Prices range from ¥2,400 (55cm) up to ¥8,000 (65cm) and balls are available at most sporting goods stores, gyms and on the Internet. However, Libengood says potential purchasers should be choosy. "It's false economy to buy a cheap ball," he says. "They puncture easily, lose their shape under pressure and don't have grip-able surfaces."

While DYI videos flood the market, perhaps the best way to learn to use an exercise and adapt it to individual fitness needs is through classes at the gym or through a personal trainer, both available in Tokyo. "It isn't the be-all and end-all of exercising," says Libengood, "but properly used it will give you hundreds, perhaps thousands of options that will continually challenge you."


Where to play ball:

Jeff's Fitness
A range of classes start late September. Gym staff can provide one-to-one training. Non-members welcome. Mention Metropolis and get 10 percent discount on the visitor's fee. For more information go to

Trinity Sports
Classes on Fri 10:30am and Sat 11am. 3-11-9 Minami-Urawa, Saitama-shi. Tel: 048-865-0990.

Shibuya 21
Classes offered daily. 18-11 Shinsenjo, Shibuya-ku. Tel: 03-5489-3621. Call for details, as the schedule changes monthly. Almost all other Konami Sports Clubs, including XAX, have ball classes.

Renaissance Sports Club, Sangenjaya
Two 30-minute classes for members only: Tue 4:20pm and Wed 4pm. 2-2-16 Sangenjaya, Setagaya-ku. Tel: 03-5481-8500. For other branches check
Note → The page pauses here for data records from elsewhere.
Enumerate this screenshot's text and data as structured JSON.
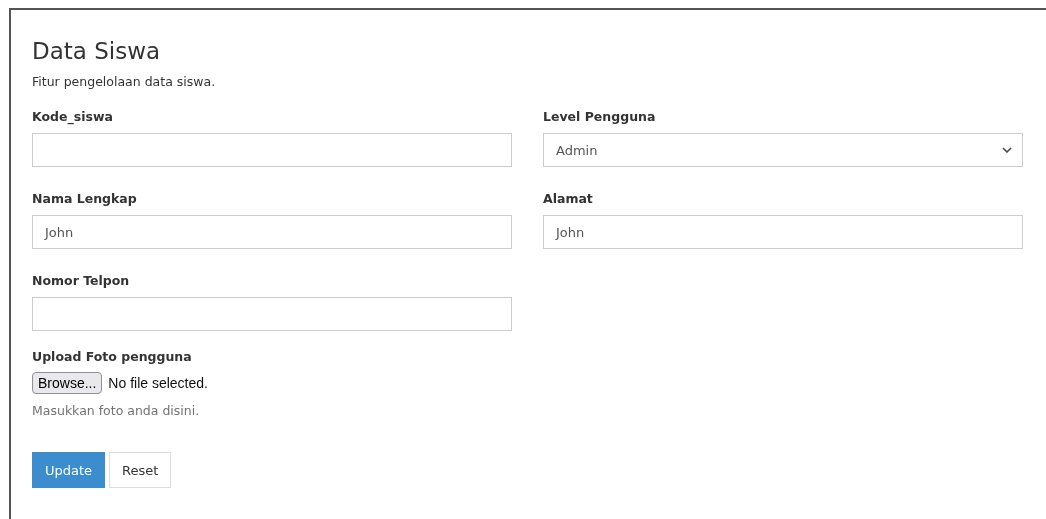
{
  "panel": {
    "title": "Data Siswa",
    "subtitle": "Fitur pengelolaan data siswa."
  },
  "rows": [
    [
      {
        "label": "Kode_siswa",
        "kind": "text"
      },
      {
        "label": "Level Pengguna",
        "kind": "select",
        "value": "Admin"
      }
    ],
    [
      {
        "label": "Nama Lengkap",
        "kind": "text",
        "value": "John"
      },
      {
        "label": "Alamat",
        "kind": "text",
        "value": "John"
      }
    ],
    [
      {
        "label": "Nomor Telpon",
        "kind": "text"
      }
    ]
  ],
  "upload": {
    "label": "Upload Foto pengguna",
    "button": "Browse...",
    "status": "No file selected.",
    "help": "Masukkan foto anda disini."
  },
  "buttons": [
    {
      "label": "Update",
      "kind": "primary"
    },
    {
      "label": "Reset",
      "kind": "default"
    }
  ]
}
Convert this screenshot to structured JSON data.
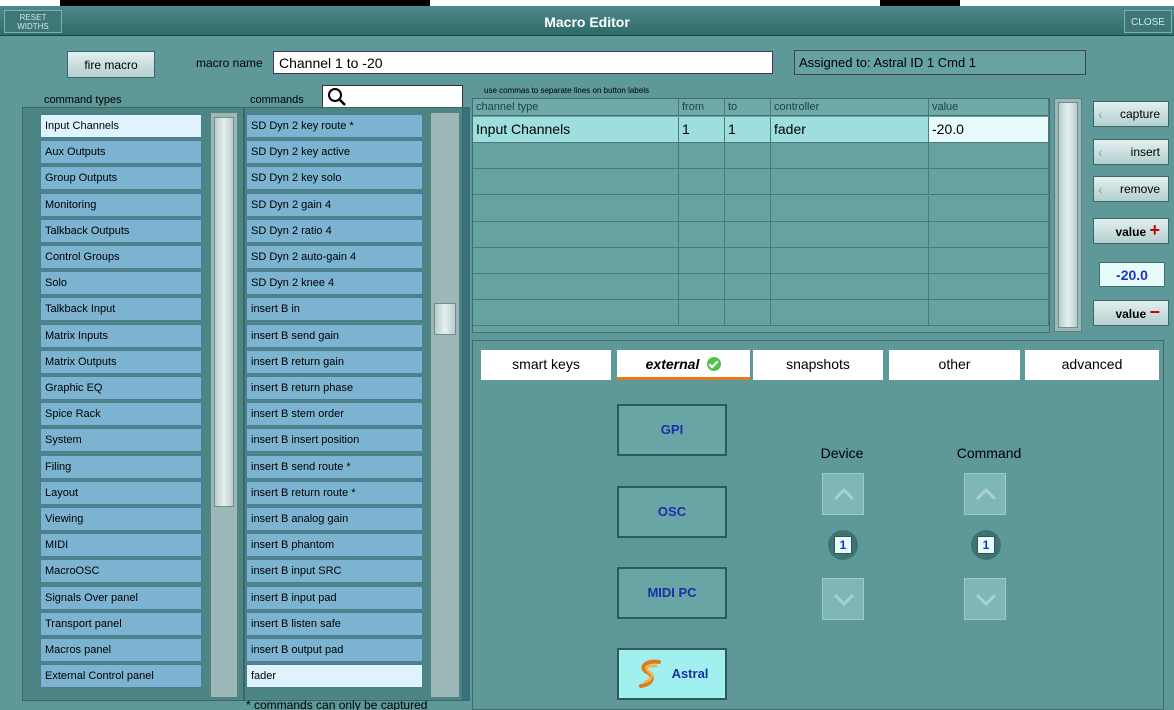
{
  "window": {
    "title": "Macro Editor",
    "reset_widths": "RESET WIDTHS",
    "close": "CLOSE"
  },
  "header": {
    "fire_macro": "fire macro",
    "macro_name_label": "macro name",
    "macro_name_value": "Channel 1 to -20",
    "assigned": "Assigned to: Astral ID 1 Cmd 1"
  },
  "command_types": {
    "label": "command types",
    "items": [
      "Input Channels",
      "Aux Outputs",
      "Group Outputs",
      "Monitoring",
      "Talkback Outputs",
      "Control Groups",
      "Solo",
      "Talkback Input",
      "Matrix Inputs",
      "Matrix Outputs",
      "Graphic EQ",
      "Spice Rack",
      "System",
      "Filing",
      "Layout",
      "Viewing",
      "MIDI",
      "MacroOSC",
      "Signals Over panel",
      "Transport panel",
      "Macros panel",
      "External Control panel"
    ],
    "selected_index": 0
  },
  "commands": {
    "label": "commands",
    "search_placeholder": "",
    "items": [
      "SD Dyn 2 key route *",
      "SD Dyn 2 key active",
      "SD Dyn 2 key solo",
      "SD Dyn 2 gain 4",
      "SD Dyn 2 ratio 4",
      "SD Dyn 2 auto-gain 4",
      "SD Dyn 2 knee 4",
      "insert B in",
      "insert B send gain",
      "insert B return gain",
      "insert B return phase",
      "insert B stem order",
      "insert B insert position",
      "insert B send route *",
      "insert B return route *",
      "insert B analog gain",
      "insert B phantom",
      "insert B input SRC",
      "insert B input pad",
      "insert B listen safe",
      "insert B output pad",
      "fader"
    ],
    "selected_index": 21,
    "footnote": "* commands can only be captured"
  },
  "grid": {
    "hint": "use commas to separate lines on button labels",
    "columns": [
      "channel type",
      "from",
      "to",
      "controller",
      "value"
    ],
    "rows": [
      [
        "Input Channels",
        "1",
        "1",
        "fader",
        "-20.0"
      ]
    ],
    "empty_rows": 7
  },
  "side_buttons": {
    "capture": "capture",
    "insert": "insert",
    "remove": "remove",
    "value_plus": "value",
    "value_display": "-20.0",
    "value_minus": "value"
  },
  "tabs": [
    "smart keys",
    "external",
    "snapshots",
    "other",
    "advanced"
  ],
  "active_tab": "external",
  "external": {
    "buttons": [
      "GPI",
      "OSC",
      "MIDI PC",
      "Astral"
    ],
    "selected": "Astral",
    "device_label": "Device",
    "device_value": "1",
    "command_label": "Command",
    "command_value": "1"
  },
  "colors": {
    "background": "#5e9898",
    "list_item": "#7bb3d1",
    "selected_item": "#dff3ff",
    "accent": "#e27b1e",
    "value_text": "#1b34c8"
  }
}
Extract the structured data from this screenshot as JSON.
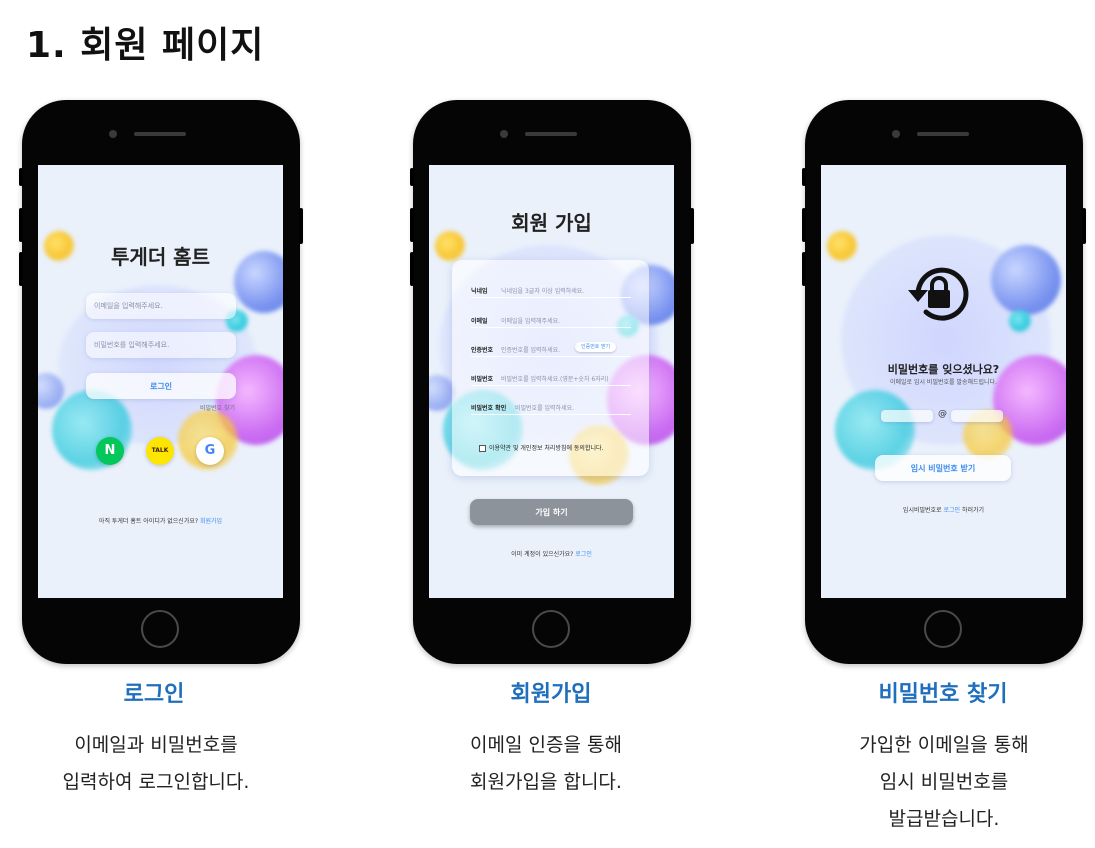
{
  "page": {
    "title": "1.  회원 페이지"
  },
  "login": {
    "app_title": "투게더 홈트",
    "email_placeholder": "이메일을 입력해주세요.",
    "password_placeholder": "비밀번호를 입력해주세요.",
    "login_button": "로그인",
    "forgot_link": "비밀번호 찾기",
    "social_naver": "N",
    "social_kakao": "TALK",
    "social_google": "G",
    "no_account_text": "아직 투게더 홈트 아이디가 없으신가요?",
    "signup_link": "회원가입"
  },
  "signup": {
    "title": "회원 가입",
    "fields": [
      {
        "label": "닉네임",
        "placeholder": "닉네임을 3글자 이상 입력하세요."
      },
      {
        "label": "이메일",
        "placeholder": "이메일을 입력해주세요."
      },
      {
        "label": "인증번호",
        "placeholder": "인증번호를 입력하세요."
      },
      {
        "label": "비밀번호",
        "placeholder": "비밀번호를 입력하세요.(영문+숫자 6자리)"
      },
      {
        "label": "비밀번호 확인",
        "placeholder": "비밀번호를 입력하세요."
      }
    ],
    "verify_button": "인증번호 받기",
    "agree_text": "이용약관 및 개인정보 처리방침에 동의합니다.",
    "join_button": "가입 하기",
    "have_account_text": "이미 계정이 있으신가요?",
    "login_link": "로그인"
  },
  "find_password": {
    "title": "비밀번호를 잊으셨나요?",
    "subtitle": "이메일로 임시 비밀번호를 발송해드립니다.",
    "at_sign": "@",
    "temp_button": "임시 비밀번호 받기",
    "bottom_prefix": "임시비밀번호로",
    "bottom_link": "로그인",
    "bottom_suffix": "하러가기"
  },
  "captions": [
    {
      "title": "로그인",
      "lines": [
        "이메일과 비밀번호를",
        "입력하여 로그인합니다."
      ]
    },
    {
      "title": "회원가입",
      "lines": [
        "이메일 인증을 통해",
        "회원가입을 합니다."
      ]
    },
    {
      "title": "비밀번호 찾기",
      "lines": [
        "가입한 이메일을 통해",
        "임시 비밀번호를",
        "발급받습니다."
      ]
    }
  ],
  "colors": {
    "accent": "#3d8df0",
    "caption_title": "#1f6fbd",
    "naver": "#03c75a",
    "kakao": "#fee500",
    "join_button": "#8d939b"
  },
  "icons": {
    "lock": "lock-reset-icon",
    "naver": "naver-icon",
    "kakao": "kakao-icon",
    "google": "google-icon"
  }
}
Tokyo Capital Club
TCC has a conditioning class that includes exercise ball training on Fri at 1:30pm. 2-8-2 Jingumae, Shibuya-ku. Tel: 03-3401-3691.

Photos by Cathy Frances